Excerpts from a dataset
[Start of section]
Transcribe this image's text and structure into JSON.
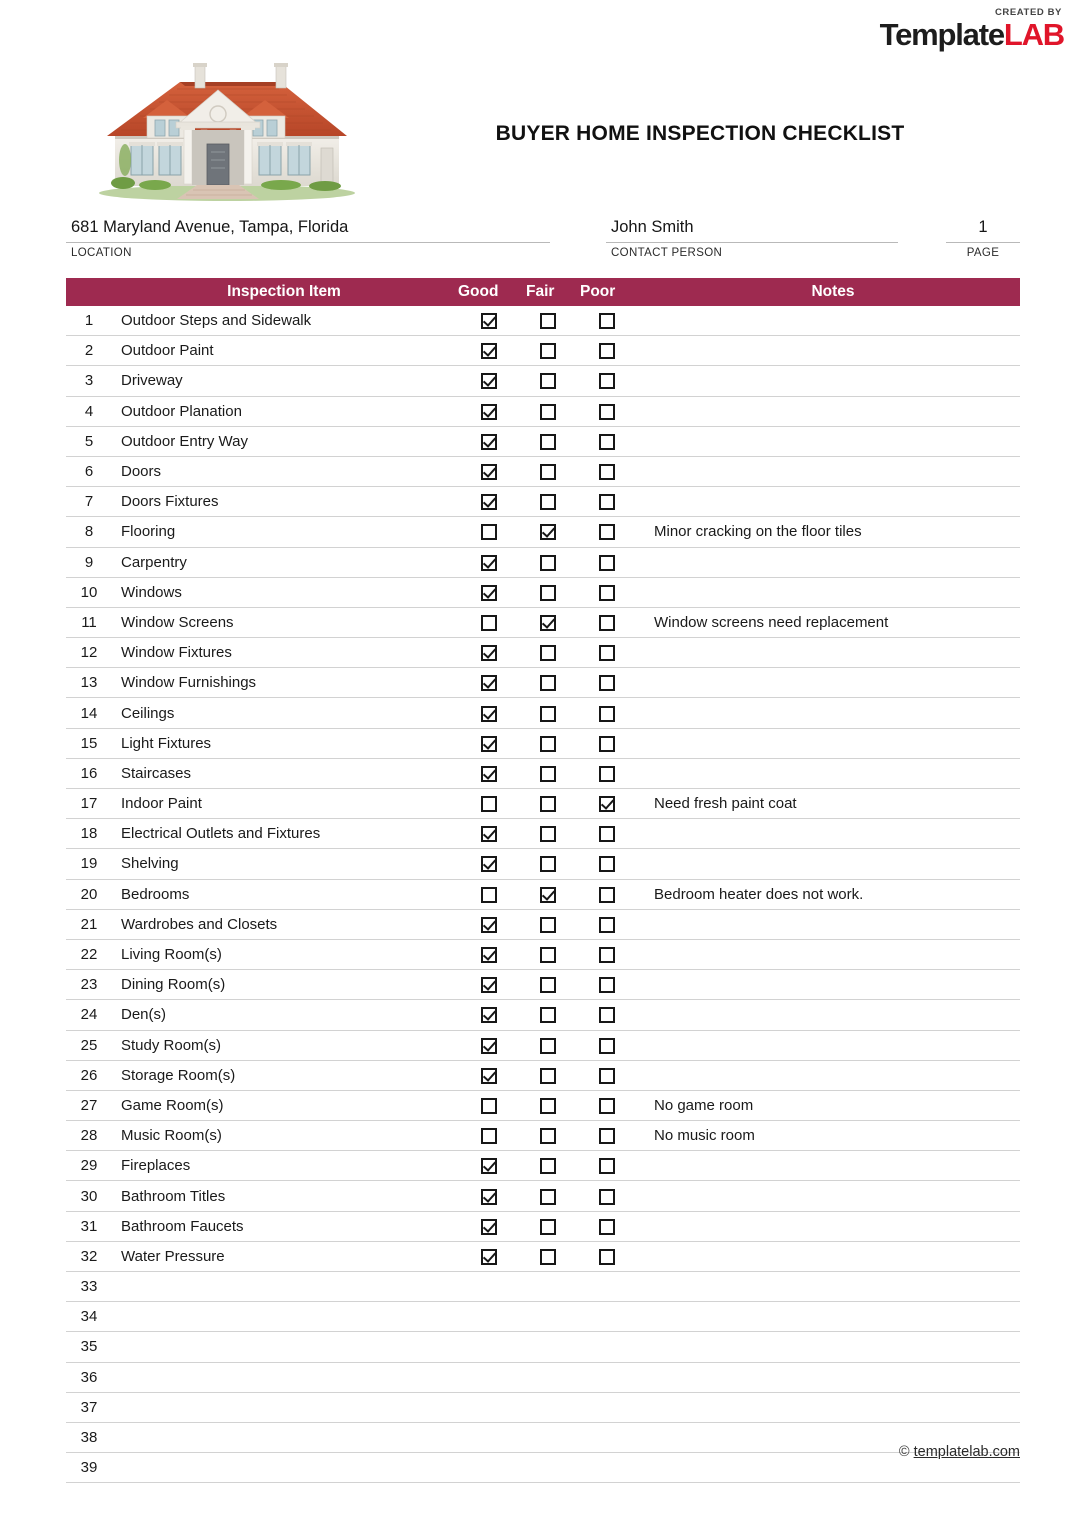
{
  "brand": {
    "created_by": "CREATED BY",
    "name_part1": "Template",
    "name_part2": "LAB",
    "accent_color": "#e0152a"
  },
  "header": {
    "title": "BUYER HOME INSPECTION CHECKLIST"
  },
  "meta": {
    "location": {
      "value": "681  Maryland Avenue, Tampa, Florida",
      "label": "LOCATION"
    },
    "contact": {
      "value": "John Smith",
      "label": "CONTACT PERSON"
    },
    "page": {
      "value": "1",
      "label": "PAGE"
    }
  },
  "table": {
    "accent_color": "#9e2a50",
    "columns": {
      "number": "",
      "item": "Inspection Item",
      "good": "Good",
      "fair": "Fair",
      "poor": "Poor",
      "notes": "Notes"
    },
    "rows": [
      {
        "num": "1",
        "item": "Outdoor Steps and Sidewalk",
        "good": true,
        "fair": false,
        "poor": false,
        "notes": ""
      },
      {
        "num": "2",
        "item": "Outdoor Paint",
        "good": true,
        "fair": false,
        "poor": false,
        "notes": ""
      },
      {
        "num": "3",
        "item": "Driveway",
        "good": true,
        "fair": false,
        "poor": false,
        "notes": ""
      },
      {
        "num": "4",
        "item": "Outdoor Planation",
        "good": true,
        "fair": false,
        "poor": false,
        "notes": ""
      },
      {
        "num": "5",
        "item": "Outdoor Entry Way",
        "good": true,
        "fair": false,
        "poor": false,
        "notes": ""
      },
      {
        "num": "6",
        "item": "Doors",
        "good": true,
        "fair": false,
        "poor": false,
        "notes": ""
      },
      {
        "num": "7",
        "item": "Doors Fixtures",
        "good": true,
        "fair": false,
        "poor": false,
        "notes": ""
      },
      {
        "num": "8",
        "item": "Flooring",
        "good": false,
        "fair": true,
        "poor": false,
        "notes": "Minor cracking on the floor tiles"
      },
      {
        "num": "9",
        "item": "Carpentry",
        "good": true,
        "fair": false,
        "poor": false,
        "notes": ""
      },
      {
        "num": "10",
        "item": "Windows",
        "good": true,
        "fair": false,
        "poor": false,
        "notes": ""
      },
      {
        "num": "11",
        "item": "Window Screens",
        "good": false,
        "fair": true,
        "poor": false,
        "notes": "Window screens need replacement"
      },
      {
        "num": "12",
        "item": "Window Fixtures",
        "good": true,
        "fair": false,
        "poor": false,
        "notes": ""
      },
      {
        "num": "13",
        "item": "Window Furnishings",
        "good": true,
        "fair": false,
        "poor": false,
        "notes": ""
      },
      {
        "num": "14",
        "item": "Ceilings",
        "good": true,
        "fair": false,
        "poor": false,
        "notes": ""
      },
      {
        "num": "15",
        "item": "Light Fixtures",
        "good": true,
        "fair": false,
        "poor": false,
        "notes": ""
      },
      {
        "num": "16",
        "item": "Staircases",
        "good": true,
        "fair": false,
        "poor": false,
        "notes": ""
      },
      {
        "num": "17",
        "item": "Indoor Paint",
        "good": false,
        "fair": false,
        "poor": true,
        "notes": "Need fresh paint coat"
      },
      {
        "num": "18",
        "item": "Electrical Outlets and Fixtures",
        "good": true,
        "fair": false,
        "poor": false,
        "notes": ""
      },
      {
        "num": "19",
        "item": "Shelving",
        "good": true,
        "fair": false,
        "poor": false,
        "notes": ""
      },
      {
        "num": "20",
        "item": "Bedrooms",
        "good": false,
        "fair": true,
        "poor": false,
        "notes": "Bedroom heater does not work."
      },
      {
        "num": "21",
        "item": "Wardrobes and Closets",
        "good": true,
        "fair": false,
        "poor": false,
        "notes": ""
      },
      {
        "num": "22",
        "item": "Living Room(s)",
        "good": true,
        "fair": false,
        "poor": false,
        "notes": ""
      },
      {
        "num": "23",
        "item": "Dining Room(s)",
        "good": true,
        "fair": false,
        "poor": false,
        "notes": ""
      },
      {
        "num": "24",
        "item": "Den(s)",
        "good": true,
        "fair": false,
        "poor": false,
        "notes": ""
      },
      {
        "num": "25",
        "item": "Study Room(s)",
        "good": true,
        "fair": false,
        "poor": false,
        "notes": ""
      },
      {
        "num": "26",
        "item": "Storage Room(s)",
        "good": true,
        "fair": false,
        "poor": false,
        "notes": ""
      },
      {
        "num": "27",
        "item": "Game Room(s)",
        "good": false,
        "fair": false,
        "poor": false,
        "notes": "No game room"
      },
      {
        "num": "28",
        "item": "Music Room(s)",
        "good": false,
        "fair": false,
        "poor": false,
        "notes": "No music room"
      },
      {
        "num": "29",
        "item": "Fireplaces",
        "good": true,
        "fair": false,
        "poor": false,
        "notes": ""
      },
      {
        "num": "30",
        "item": "Bathroom Titles",
        "good": true,
        "fair": false,
        "poor": false,
        "notes": ""
      },
      {
        "num": "31",
        "item": "Bathroom Faucets",
        "good": true,
        "fair": false,
        "poor": false,
        "notes": ""
      },
      {
        "num": "32",
        "item": "Water Pressure",
        "good": true,
        "fair": false,
        "poor": false,
        "notes": ""
      },
      {
        "num": "33",
        "item": "",
        "good": null,
        "fair": null,
        "poor": null,
        "notes": ""
      },
      {
        "num": "34",
        "item": "",
        "good": null,
        "fair": null,
        "poor": null,
        "notes": ""
      },
      {
        "num": "35",
        "item": "",
        "good": null,
        "fair": null,
        "poor": null,
        "notes": ""
      },
      {
        "num": "36",
        "item": "",
        "good": null,
        "fair": null,
        "poor": null,
        "notes": ""
      },
      {
        "num": "37",
        "item": "",
        "good": null,
        "fair": null,
        "poor": null,
        "notes": ""
      },
      {
        "num": "38",
        "item": "",
        "good": null,
        "fair": null,
        "poor": null,
        "notes": ""
      },
      {
        "num": "39",
        "item": "",
        "good": null,
        "fair": null,
        "poor": null,
        "notes": ""
      }
    ]
  },
  "footer": {
    "copyright_symbol": "©",
    "site": "templatelab.com"
  },
  "house_image": {
    "alt": "two-story house with tile roof and columned portico",
    "roof_color": "#c8502f",
    "wall_color": "#e8e5de",
    "grass_color": "#7aa94a"
  }
}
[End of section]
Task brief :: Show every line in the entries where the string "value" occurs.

Task output ::
      "value": "681  Maryland Avenue, Tampa, Florida",
      "value": "John Smith",
      "value": "1",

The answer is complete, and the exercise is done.